February 2, 2017
By Sarah Sobanski
The municipality’s roads department has already spent around $69,000 more in the first half of its winter season than it did in 2015. That’s on salt alone from October to December in 2016. It’s also depleted half of its sand stockpiles where the same time frame in 2015 only used around a third.
The roads department’s winter season runs from fall to spring.
“Your winters go in between two years, so we call it a season,” said Operations manager Adrian Tomasini. “We spent all of our budget [but] we didn’t go over budget this year. That would be the winter from January to December for 2016.”
In the early 2015-’16 season there were four winter events — any sort of precipitation from freezing rain to rain to snow. The first winter event of the 2016-’17 season was Oct. 28. There were 12 by the end of 2016. Comparatively, that’s three times the events from one year to the next between October and December.
“Now, you’re looking at two years that were day and night kind of a thing,” said Tomasini, explaining last season there wasn’t a lot of winter activity. This year, winter seemed to start in October where usually it starts in the last week of November. “You had two kind of oddball years, one really bad and one really not. Both of them weren’t normal on both ends of the scale.”

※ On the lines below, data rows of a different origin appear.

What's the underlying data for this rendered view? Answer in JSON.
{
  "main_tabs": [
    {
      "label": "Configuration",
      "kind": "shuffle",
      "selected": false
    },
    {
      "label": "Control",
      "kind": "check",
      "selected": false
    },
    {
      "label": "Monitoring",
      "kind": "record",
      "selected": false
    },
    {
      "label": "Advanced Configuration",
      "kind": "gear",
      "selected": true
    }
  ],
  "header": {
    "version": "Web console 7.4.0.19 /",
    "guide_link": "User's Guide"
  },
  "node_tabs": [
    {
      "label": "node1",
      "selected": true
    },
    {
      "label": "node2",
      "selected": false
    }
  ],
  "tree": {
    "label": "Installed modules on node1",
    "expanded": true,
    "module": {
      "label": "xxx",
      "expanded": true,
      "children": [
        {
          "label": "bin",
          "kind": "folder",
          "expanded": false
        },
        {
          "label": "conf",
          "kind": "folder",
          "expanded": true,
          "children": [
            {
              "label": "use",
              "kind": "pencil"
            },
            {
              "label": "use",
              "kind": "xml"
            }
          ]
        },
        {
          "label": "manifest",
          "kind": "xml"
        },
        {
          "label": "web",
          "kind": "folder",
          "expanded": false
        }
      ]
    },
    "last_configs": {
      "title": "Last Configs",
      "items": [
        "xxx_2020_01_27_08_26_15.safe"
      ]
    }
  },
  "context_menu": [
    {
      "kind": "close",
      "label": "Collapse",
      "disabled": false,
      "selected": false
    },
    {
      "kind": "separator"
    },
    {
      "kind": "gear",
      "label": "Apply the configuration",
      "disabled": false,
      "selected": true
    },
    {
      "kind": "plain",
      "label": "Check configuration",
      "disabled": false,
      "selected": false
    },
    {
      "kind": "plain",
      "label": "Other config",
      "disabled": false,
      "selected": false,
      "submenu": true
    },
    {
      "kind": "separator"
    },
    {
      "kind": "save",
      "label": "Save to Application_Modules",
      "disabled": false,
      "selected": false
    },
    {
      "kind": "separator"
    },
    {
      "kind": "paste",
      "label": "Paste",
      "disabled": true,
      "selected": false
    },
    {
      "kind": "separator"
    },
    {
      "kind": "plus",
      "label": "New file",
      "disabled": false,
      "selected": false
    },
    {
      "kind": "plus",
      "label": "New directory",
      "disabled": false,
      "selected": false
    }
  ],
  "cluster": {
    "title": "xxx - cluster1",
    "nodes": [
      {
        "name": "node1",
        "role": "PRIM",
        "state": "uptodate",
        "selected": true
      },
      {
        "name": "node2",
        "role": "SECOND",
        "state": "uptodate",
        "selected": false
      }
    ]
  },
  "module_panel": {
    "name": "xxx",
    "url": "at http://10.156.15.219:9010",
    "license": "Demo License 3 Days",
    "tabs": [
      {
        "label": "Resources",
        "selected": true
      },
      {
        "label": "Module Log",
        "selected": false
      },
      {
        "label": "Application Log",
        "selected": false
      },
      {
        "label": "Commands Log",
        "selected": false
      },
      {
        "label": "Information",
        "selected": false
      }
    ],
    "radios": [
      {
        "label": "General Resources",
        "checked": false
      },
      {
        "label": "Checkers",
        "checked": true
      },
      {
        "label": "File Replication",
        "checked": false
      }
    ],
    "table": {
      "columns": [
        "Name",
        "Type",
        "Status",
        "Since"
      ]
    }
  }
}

Every year, the roads department estimates its expenses based on how much it spent during the two previous winters. Based on that system, Tomasini estimated the beginning of this winter season should have cost around $40,000 more in salt than in 2015 as it was a mild season. Instead it was almost $30,000 more.
That means the first part of this winter was well over budget.
Luckily, the winter season runs over two budget years so there is some give to estimate a higher cost for 2017-’18 to afford this season’s heavy winter.
“That was my joke in council is that I’m OK now because we’re in 2017. We can forecast that we’re going to be using a little bit more for 2017 than we normally would have,” said Tomasini.
This year, the municipality also took on producing its own sand for its winter operations. Tomasini estimated Hastings Highlands has about 6,000 tonnes of stockpiled sand in one of its aggregate pits. Salt is ordered on demand.
Still, the winter just keeps hammering the area. Tomasini told Bancroft This Week on Jan. 23 the municipality has already seen eight winter events in January. He was expecting another event that night.
Tomasini suggested the roads department hadn’t really had a break. As of Jan. 23, workers had been out almost every weekend including the holidays.
“It takes a toll on them and they have to be in earlier than the storm starts. [Then], they have to be in later to get the people home after work and the kids to school or away from school. It wears on them a bit,” said Tomasini. “We’re not known as the first responders but sometimes we are the first guys out on the roads to help the police and the ambulances out. That’s what we do.”
The best kind of winter, according to the roads department, is a cold and dry one. Whether it’s rain, freezing rain or snow, the trucks hit the roads. They’re also out to sand gravel roads in mild weather. The sun melts the snow packed roads and makes them slippery when it gets colder at night. It’s the same for rain.
“You have to go down hills with 20 tonnes of sand. Gravity of course takes over. It’s been a very difficult winter because of that. The optimum winter that makes it easy for us is something that’s very cold because you have the traction and you don’t lose your sand on the roads. A colder winter is preferable for winter operations,” said Tomasini.